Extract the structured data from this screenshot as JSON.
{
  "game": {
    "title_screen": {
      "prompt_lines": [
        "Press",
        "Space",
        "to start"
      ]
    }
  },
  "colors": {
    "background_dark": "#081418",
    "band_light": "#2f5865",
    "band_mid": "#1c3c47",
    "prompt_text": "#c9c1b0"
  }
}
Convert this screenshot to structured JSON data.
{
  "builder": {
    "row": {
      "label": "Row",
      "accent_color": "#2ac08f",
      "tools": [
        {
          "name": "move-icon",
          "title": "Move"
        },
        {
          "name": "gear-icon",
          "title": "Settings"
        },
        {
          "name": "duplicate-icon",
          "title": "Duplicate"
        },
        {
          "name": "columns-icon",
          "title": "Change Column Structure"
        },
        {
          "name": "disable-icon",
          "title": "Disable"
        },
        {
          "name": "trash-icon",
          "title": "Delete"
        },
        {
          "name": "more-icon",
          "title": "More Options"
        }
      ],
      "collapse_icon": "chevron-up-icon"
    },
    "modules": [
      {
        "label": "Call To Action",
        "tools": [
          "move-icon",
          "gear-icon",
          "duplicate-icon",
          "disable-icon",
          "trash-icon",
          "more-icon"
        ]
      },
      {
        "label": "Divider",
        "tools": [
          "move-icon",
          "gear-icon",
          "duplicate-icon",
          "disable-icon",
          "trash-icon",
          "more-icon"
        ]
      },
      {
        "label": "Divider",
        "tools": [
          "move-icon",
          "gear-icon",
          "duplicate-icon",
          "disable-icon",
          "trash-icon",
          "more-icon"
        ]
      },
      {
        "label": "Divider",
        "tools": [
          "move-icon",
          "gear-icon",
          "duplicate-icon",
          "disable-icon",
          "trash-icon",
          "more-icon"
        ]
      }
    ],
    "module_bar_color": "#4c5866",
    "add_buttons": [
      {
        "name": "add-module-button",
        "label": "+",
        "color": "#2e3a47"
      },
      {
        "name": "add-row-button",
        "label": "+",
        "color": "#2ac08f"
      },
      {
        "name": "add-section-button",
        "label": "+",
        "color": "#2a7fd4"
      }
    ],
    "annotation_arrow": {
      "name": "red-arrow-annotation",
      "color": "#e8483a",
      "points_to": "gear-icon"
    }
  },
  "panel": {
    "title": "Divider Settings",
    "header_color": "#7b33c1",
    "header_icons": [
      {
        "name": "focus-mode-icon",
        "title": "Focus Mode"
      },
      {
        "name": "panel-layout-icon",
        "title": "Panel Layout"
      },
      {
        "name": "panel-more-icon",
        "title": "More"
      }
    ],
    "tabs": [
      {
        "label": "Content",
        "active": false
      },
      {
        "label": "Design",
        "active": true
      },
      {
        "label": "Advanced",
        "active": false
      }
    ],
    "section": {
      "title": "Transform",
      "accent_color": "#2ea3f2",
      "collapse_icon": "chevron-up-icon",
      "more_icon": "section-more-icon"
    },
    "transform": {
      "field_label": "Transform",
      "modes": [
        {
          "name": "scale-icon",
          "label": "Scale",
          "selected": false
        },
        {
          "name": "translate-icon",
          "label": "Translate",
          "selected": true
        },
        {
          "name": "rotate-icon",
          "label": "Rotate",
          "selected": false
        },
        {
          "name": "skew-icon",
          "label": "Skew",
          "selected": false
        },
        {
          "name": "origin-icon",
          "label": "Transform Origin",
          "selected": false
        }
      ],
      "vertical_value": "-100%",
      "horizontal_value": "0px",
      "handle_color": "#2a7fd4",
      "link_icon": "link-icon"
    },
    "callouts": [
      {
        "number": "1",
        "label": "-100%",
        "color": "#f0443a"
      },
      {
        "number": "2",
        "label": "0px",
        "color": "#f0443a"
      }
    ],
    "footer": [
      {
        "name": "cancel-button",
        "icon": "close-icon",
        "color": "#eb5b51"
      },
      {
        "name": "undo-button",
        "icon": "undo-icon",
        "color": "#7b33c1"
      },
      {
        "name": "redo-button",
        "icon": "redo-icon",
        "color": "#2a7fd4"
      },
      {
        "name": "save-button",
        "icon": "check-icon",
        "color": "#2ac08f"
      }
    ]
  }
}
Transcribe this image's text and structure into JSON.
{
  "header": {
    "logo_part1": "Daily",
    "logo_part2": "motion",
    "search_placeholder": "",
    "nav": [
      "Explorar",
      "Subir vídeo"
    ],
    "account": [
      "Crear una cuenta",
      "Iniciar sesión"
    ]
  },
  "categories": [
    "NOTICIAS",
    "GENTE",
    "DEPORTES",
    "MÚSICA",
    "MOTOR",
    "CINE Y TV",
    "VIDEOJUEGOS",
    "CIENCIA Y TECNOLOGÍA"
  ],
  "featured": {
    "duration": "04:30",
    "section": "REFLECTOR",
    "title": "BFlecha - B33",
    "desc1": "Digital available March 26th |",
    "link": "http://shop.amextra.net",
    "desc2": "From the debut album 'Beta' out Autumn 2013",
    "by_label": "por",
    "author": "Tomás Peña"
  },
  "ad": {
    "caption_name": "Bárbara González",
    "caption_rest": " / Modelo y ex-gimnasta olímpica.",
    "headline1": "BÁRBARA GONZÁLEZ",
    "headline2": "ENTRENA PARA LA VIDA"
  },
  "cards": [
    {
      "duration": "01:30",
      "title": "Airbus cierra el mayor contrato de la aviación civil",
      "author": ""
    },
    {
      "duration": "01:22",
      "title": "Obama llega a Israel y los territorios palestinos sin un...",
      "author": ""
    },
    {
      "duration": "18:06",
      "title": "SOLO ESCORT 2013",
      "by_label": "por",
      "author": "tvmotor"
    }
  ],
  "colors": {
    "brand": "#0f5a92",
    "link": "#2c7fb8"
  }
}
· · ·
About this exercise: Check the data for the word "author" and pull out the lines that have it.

Exercise solution:
    "author": "Tomás Peña"
      "author": ""
      "author": ""
      "author": "tvmotor"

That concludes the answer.